How much of what you know and apply today in your career comes from what you learnt in your school or college? Not much, I suppose. Studies suggest that our brain is designed to forget half the things it gathered within an hour. Our minds can recall only about 30% of overall learning at any given point. That means we lose out on approximately 70% of things we have learned within days of learning it!
There is a reason for our poor memory. The brain by itself cannot decide what skills or learning will still be useful in the next 6 days or 6 weeks or 6 months. Programmed to retain only recently used data, our brain tends to forget the skills or knowledge it doesn’t use frequently.
The age of ‘knowledge overload’ with its constant flux of new and updated information results in further loss of lesser applied skills. Think about it, how many of us remember the skills picked up in our professional courses or even a learning programme our organisation made us attend 3 years ago?
You will be surprised to know that the shelf-life of skills is anywhere between 18 months to 2 years.
Driven by disruptive changes and technological growth, rapid advances in the fields of artificial intelligence and increased automation is creating a massive shift in terms of proficiencies expected in employees. This means that your current skills are likely to become irrelevant in the next two years. Staying in the ‘learning mode’ beyond your graduation and training programs offered by your company is going to be crucial to your career growth.
The best way to make most of these exciting times is to follow a two-pronged approach:
- Continuous Learning
- Retention and Recall
Continuous learning is necessary to build new skills to grow one’s career path and that’s a given. However, retention is not guaranteed just because you learned something once. Continuous learning works only if you are revising what you learnt. So revision is one way of recall. But it will still follow its own path of loss.
Also, you can’t keep learning the same thing every few days. You also have to upgrade yourself with new skills from time-to-time. So, continuous learning should be to build new skills and not to revise old learning.
The good news is that while knowledge is expanding exponentially, so is the availability of high-quality learning resources. The digital revolution has made the availability of relevant content at low costs a reality. The learning could include new developments in your field or building of cross-functional competencies. For eg: If you’re already a rockstar sales person, you could join the marketing team to leverage your current expertise and learn new skills.

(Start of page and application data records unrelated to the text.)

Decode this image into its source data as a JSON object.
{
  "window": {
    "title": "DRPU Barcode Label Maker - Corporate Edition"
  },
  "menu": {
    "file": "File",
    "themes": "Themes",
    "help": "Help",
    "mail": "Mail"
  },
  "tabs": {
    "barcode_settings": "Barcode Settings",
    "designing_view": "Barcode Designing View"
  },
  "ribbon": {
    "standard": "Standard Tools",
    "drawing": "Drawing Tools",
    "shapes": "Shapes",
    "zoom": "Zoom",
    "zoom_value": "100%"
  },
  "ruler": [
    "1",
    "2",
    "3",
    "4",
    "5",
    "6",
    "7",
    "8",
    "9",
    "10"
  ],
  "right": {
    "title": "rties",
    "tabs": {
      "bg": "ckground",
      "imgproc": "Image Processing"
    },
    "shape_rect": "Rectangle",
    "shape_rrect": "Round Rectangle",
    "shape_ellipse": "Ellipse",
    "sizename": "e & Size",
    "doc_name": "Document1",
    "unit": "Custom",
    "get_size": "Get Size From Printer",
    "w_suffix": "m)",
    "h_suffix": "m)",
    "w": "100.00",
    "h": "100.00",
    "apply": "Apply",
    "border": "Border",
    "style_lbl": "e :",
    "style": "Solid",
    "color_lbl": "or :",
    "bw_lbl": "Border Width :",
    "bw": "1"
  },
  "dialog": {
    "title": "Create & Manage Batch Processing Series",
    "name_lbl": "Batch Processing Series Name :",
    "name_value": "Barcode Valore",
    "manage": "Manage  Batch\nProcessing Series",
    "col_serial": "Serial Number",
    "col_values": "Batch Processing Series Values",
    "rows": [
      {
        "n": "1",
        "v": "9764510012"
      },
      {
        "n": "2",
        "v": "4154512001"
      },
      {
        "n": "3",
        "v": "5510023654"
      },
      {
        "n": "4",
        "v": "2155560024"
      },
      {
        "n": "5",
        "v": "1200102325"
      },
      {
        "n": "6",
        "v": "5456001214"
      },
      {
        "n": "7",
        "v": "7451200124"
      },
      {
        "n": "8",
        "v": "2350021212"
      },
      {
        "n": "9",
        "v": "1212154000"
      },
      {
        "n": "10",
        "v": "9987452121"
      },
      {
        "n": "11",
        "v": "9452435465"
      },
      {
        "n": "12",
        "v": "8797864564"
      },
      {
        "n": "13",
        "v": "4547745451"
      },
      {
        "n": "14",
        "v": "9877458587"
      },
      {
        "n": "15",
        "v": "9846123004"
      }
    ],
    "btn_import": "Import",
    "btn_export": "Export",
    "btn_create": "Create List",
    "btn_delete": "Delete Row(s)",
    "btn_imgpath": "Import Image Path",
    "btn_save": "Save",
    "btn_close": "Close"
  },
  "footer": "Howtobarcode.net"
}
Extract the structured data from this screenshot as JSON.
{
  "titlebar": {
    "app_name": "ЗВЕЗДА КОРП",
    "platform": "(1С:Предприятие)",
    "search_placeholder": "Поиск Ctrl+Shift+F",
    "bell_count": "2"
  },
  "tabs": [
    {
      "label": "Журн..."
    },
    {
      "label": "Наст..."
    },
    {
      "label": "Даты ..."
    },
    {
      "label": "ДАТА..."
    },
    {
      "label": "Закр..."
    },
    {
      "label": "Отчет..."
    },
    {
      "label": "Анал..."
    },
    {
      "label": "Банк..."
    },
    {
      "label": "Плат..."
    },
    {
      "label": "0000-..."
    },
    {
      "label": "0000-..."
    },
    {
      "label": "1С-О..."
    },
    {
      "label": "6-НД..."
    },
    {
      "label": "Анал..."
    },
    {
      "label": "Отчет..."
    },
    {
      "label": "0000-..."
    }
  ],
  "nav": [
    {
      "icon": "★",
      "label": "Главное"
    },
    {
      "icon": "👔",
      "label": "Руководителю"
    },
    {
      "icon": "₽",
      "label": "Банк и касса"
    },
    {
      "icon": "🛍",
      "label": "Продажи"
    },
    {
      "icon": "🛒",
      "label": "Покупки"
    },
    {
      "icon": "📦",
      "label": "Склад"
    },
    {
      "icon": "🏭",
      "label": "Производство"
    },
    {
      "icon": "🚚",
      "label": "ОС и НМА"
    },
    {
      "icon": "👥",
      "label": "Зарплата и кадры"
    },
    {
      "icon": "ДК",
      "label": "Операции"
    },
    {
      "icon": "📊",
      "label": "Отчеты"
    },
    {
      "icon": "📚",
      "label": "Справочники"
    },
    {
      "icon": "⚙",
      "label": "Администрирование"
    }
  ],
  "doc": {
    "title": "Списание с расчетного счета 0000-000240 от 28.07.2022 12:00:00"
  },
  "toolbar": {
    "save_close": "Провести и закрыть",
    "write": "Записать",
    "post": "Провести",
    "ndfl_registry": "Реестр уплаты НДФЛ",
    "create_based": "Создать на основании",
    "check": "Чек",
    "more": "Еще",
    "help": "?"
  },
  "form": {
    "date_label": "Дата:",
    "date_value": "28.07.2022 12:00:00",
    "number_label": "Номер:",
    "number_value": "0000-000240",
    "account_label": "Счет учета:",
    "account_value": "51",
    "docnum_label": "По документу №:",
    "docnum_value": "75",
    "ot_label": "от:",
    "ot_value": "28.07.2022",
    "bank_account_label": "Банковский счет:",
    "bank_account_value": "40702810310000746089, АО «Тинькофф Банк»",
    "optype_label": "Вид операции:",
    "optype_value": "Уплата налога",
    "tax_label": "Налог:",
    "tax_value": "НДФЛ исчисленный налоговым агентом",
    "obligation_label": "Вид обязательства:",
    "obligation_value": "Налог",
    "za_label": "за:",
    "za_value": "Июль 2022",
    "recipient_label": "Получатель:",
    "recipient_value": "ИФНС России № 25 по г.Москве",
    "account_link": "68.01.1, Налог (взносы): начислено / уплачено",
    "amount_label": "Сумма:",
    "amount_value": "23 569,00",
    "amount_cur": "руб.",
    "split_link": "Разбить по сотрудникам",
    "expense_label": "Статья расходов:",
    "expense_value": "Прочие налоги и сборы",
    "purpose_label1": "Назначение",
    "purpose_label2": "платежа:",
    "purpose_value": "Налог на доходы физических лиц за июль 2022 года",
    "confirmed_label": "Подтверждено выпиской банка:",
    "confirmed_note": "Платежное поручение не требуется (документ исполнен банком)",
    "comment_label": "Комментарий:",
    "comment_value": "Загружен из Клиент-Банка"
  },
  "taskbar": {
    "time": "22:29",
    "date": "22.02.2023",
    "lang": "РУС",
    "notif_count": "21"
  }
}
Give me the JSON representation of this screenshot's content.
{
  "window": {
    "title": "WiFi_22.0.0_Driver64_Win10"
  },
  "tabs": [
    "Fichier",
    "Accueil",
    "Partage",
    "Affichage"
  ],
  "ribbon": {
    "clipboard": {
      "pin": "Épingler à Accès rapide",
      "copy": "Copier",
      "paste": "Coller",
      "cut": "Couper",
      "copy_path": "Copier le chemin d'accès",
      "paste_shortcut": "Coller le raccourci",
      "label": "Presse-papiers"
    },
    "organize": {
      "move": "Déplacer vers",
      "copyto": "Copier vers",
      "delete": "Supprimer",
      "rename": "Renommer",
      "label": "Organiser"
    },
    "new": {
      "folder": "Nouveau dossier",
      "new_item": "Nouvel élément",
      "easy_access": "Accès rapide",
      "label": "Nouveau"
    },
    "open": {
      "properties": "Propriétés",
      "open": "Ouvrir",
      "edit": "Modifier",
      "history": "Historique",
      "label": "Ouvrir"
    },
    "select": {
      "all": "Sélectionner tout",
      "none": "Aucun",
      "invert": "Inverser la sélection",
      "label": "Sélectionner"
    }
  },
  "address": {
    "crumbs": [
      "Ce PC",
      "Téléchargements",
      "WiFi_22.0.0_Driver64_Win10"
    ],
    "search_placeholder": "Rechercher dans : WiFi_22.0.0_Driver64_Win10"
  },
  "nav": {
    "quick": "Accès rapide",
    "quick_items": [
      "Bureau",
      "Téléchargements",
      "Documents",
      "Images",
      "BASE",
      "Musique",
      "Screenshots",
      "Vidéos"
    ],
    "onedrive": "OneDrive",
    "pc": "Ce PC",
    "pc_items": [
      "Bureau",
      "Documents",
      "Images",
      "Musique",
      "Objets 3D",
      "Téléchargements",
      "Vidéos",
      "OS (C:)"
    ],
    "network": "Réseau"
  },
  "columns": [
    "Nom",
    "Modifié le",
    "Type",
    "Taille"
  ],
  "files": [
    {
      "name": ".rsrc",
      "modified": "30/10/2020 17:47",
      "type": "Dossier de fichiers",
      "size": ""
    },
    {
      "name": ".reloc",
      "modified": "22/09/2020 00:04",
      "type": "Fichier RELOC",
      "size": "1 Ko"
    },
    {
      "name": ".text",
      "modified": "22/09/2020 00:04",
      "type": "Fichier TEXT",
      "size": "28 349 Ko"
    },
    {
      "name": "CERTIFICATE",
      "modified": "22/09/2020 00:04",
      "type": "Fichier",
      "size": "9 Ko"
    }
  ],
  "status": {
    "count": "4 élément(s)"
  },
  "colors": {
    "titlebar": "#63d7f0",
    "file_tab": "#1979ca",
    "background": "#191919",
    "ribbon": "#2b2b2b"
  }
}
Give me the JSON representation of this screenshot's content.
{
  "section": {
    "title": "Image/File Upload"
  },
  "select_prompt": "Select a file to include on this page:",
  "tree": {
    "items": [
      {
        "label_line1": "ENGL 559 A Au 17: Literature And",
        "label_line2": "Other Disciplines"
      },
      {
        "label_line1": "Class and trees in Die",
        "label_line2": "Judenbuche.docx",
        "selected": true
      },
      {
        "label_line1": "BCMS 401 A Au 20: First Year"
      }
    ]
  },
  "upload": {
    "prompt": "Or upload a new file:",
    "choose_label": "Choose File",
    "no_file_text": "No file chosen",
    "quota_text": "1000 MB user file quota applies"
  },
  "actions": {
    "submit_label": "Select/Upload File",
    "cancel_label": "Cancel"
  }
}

However, as we may have experienced, we can soon forget what we learn.
Retention and Recall
Retention of any new learning comes only through recall and application. So, if you want to remember what you picked up at a recent learning and development program, you would have to find ways to bring it to your present memory. And still, you may not recall it unless you test it, which is what academic institutions and well-crafted training courses do through simulations.
While testing is at times not feasible for skills learnt later in your career, you have to find ways to use or apply your knowledge. For example, you may have attended a course or read a great book on strategy. While your boss may not have told you to develop or comment on the strategy of the company you work in; are you thinking about the strategy of the organization? Can you make a small note about how the strategy of the company could be changed? And then propose it to your boss?
You may fear that you may be laughed at if you do such a thing. Most people have this fear, but in my experience, leaders do not laugh when employees come up with ideas.
And even if your company hasn't accepted your idea, it doesn't matter; you have at least found ways to apply your learning, even though the company did not force you to apply it.
Finally, self-management is key. As organizations grow, they no longer have the bandwidth to spoon feed you.
At most, your company will create mechanisms and opportunities for you to learn new skills. But they are not going to lay down opportunities for you to apply your learning. That’s where you need to be self-motivated to seek out cross-functional opportunities and enthusiastically participate when given the chance.
Interestingly, irrespective of the size of the organisation, a self-motivated individual who proactively applies his or her learning to benefit the organization will always be recognized and rewarded.